Without any omission, reproduce the records that follow.

→ **INFORMATION SUPPLIED**:
○ ○ ○ ○ ○
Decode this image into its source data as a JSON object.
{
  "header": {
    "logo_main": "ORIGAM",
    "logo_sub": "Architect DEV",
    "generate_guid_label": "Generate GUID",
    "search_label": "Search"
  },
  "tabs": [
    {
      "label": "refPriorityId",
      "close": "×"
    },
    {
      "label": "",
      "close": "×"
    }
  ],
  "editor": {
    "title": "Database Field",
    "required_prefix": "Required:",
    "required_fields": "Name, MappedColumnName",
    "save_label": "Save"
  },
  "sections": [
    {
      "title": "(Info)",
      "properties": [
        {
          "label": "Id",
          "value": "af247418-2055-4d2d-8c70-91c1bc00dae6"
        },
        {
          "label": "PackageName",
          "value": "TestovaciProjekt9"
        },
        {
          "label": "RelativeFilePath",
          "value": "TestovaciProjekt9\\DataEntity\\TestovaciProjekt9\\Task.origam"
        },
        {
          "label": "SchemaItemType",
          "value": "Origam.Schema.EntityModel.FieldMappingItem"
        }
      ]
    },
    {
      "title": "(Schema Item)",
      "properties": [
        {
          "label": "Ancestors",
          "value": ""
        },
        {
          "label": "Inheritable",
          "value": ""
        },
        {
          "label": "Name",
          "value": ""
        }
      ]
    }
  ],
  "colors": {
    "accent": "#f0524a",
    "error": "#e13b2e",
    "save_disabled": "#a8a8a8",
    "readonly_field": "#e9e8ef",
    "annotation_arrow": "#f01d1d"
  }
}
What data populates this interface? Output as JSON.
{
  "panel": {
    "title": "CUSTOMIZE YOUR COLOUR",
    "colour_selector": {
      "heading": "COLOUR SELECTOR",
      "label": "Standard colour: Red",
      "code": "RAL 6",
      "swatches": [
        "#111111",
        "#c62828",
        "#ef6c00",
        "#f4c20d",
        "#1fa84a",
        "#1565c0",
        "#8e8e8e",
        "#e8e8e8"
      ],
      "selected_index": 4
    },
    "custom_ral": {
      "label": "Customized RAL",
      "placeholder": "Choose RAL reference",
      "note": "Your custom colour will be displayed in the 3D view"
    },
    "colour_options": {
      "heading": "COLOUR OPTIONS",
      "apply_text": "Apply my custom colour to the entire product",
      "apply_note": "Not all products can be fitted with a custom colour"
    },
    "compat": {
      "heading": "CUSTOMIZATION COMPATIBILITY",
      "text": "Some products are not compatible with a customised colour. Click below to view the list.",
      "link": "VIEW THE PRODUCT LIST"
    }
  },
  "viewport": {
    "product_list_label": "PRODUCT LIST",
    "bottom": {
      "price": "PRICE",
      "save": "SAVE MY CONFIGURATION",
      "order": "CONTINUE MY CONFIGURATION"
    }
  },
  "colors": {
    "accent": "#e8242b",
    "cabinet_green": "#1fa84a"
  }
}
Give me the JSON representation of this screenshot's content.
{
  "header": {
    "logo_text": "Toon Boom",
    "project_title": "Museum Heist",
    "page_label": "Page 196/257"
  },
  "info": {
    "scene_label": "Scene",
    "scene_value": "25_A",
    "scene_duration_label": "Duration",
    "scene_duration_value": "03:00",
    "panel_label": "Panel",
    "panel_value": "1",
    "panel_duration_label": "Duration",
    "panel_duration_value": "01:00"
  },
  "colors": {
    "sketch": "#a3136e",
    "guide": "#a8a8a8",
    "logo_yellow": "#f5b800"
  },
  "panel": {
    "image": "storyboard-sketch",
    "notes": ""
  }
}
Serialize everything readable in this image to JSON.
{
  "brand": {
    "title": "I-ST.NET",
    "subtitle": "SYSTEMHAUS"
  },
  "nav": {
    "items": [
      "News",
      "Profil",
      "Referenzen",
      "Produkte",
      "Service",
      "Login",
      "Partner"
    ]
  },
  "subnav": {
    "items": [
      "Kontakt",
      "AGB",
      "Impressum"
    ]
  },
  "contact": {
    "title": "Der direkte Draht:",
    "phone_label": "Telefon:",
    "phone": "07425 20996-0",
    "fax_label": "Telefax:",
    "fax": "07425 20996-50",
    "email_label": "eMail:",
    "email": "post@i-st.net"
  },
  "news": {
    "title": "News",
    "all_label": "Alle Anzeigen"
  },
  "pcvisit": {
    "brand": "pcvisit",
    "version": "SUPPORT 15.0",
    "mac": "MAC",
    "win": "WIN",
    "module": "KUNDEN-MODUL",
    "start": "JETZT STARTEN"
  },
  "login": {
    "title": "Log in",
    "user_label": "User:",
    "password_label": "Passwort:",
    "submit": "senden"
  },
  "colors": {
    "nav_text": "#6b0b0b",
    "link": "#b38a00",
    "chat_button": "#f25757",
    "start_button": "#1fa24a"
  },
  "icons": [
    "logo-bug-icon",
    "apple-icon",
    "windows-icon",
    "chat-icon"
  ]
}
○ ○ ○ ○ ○
→ **RESPONSE FOR THIS EXERCISE**:
Decode this image into its source data as a JSON object.
{
  "header": {
    "logo_main": "ORIGAM",
    "logo_sub": "Architect DEV",
    "generate_guid_label": "Generate GUID",
    "search_label": "Search"
  },
  "tabs": [
    {
      "label": "refPriorityId",
      "close": "×"
    },
    {
      "label": "",
      "close": "×"
    }
  ],
  "editor": {
    "title": "Database Field",
    "required_prefix": "Required:",
    "required_fields": "Name, MappedColumnName",
    "save_label": "Save"
  },
  "sections": [
    {
      "title": "(Info)",
      "properties": [
        {
          "label": "Id",
          "value": "af247418-2055-4d2d-8c70-91c1bc00dae6"
        },
        {
          "label": "PackageName",
          "value": "TestovaciProjekt9"
        },
        {
          "label": "RelativeFilePath",
          "value": "TestovaciProjekt9\\DataEntity\\TestovaciProjekt9\\Task.origam"
        },
        {
          "label": "SchemaItemType",
          "value": "Origam.Schema.EntityModel.FieldMappingItem"
        }
      ]
    },
    {
      "title": "(Schema Item)",
      "properties": [
        {
          "label": "Ancestors",
          "value": ""
        },
        {
          "label": "Inheritable",
          "value": ""
        },
        {
          "label": "Name",
          "value": ""
        }
      ]
    }
  ],
  "colors": {
    "accent": "#f0524a",
    "error": "#e13b2e",
    "save_disabled": "#a8a8a8",
    "readonly_field": "#e9e8ef",
    "annotation_arrow": "#f01d1d"
  }
}
What data populates this interface? Output as JSON.
{
  "panel": {
    "title": "CUSTOMIZE YOUR COLOUR",
    "colour_selector": {
      "heading": "COLOUR SELECTOR",
      "label": "Standard colour: Red",
      "code": "RAL 6",
      "swatches": [
        "#111111",
        "#c62828",
        "#ef6c00",
        "#f4c20d",
        "#1fa84a",
        "#1565c0",
        "#8e8e8e",
        "#e8e8e8"
      ],
      "selected_index": 4
    },
    "custom_ral": {
      "label": "Customized RAL",
      "placeholder": "Choose RAL reference",
      "note": "Your custom colour will be displayed in the 3D view"
    },
    "colour_options": {
      "heading": "COLOUR OPTIONS",
      "apply_text": "Apply my custom colour to the entire product",
      "apply_note": "Not all products can be fitted with a custom colour"
    },
    "compat": {
      "heading": "CUSTOMIZATION COMPATIBILITY",
      "text": "Some products are not compatible with a customised colour. Click below to view the list.",
      "link": "VIEW THE PRODUCT LIST"
    }
  },
  "viewport": {
    "product_list_label": "PRODUCT LIST",
    "bottom": {
      "price": "PRICE",
      "save": "SAVE MY CONFIGURATION",
      "order": "CONTINUE MY CONFIGURATION"
    }
  },
  "colors": {
    "accent": "#e8242b",
    "cabinet_green": "#1fa84a"
  }
}
Give me the JSON representation of this screenshot's content.
{
  "header": {
    "logo_text": "Toon Boom",
    "project_title": "Museum Heist",
    "page_label": "Page 196/257"
  },
  "info": {
    "scene_label": "Scene",
    "scene_value": "25_A",
    "scene_duration_label": "Duration",
    "scene_duration_value": "03:00",
    "panel_label": "Panel",
    "panel_value": "1",
    "panel_duration_label": "Duration",
    "panel_duration_value": "01:00"
  },
  "colors": {
    "sketch": "#a3136e",
    "guide": "#a8a8a8",
    "logo_yellow": "#f5b800"
  },
  "panel": {
    "image": "storyboard-sketch",
    "notes": ""
  }
}
Serialize everything readable in this image to JSON.
{
  "brand": {
    "title": "I-ST.NET",
    "subtitle": "SYSTEMHAUS"
  },
  "nav": {
    "items": [
      "News",
      "Profil",
      "Referenzen",
      "Produkte",
      "Service",
      "Login",
      "Partner"
    ]
  },
  "subnav": {
    "items": [
      "Kontakt",
      "AGB",
      "Impressum"
    ]
  },
  "contact": {
    "title": "Der direkte Draht:",
    "phone_label": "Telefon:",
    "phone": "07425 20996-0",
    "fax_label": "Telefax:",
    "fax": "07425 20996-50",
    "email_label": "eMail:",
    "email": "post@i-st.net"
  },
  "news": {
    "title": "News",
    "all_label": "Alle Anzeigen"
  },
  "pcvisit": {
    "brand": "pcvisit",
    "version": "SUPPORT 15.0",
    "mac": "MAC",
    "win": "WIN",
    "module": "KUNDEN-MODUL",
    "start": "JETZT STARTEN"
  },
  "login": {
    "title": "Log in",
    "user_label": "User:",
    "password_label": "Passwort:",
    "submit": "senden"
  },
  "colors": {
    "nav_text": "#6b0b0b",
    "link": "#b38a00",
    "chat_button": "#f25757",
    "start_button": "#1fa24a"
  },
  "icons": [
    "logo-bug-icon",
    "apple-icon",
    "windows-icon",
    "chat-icon"
  ]
}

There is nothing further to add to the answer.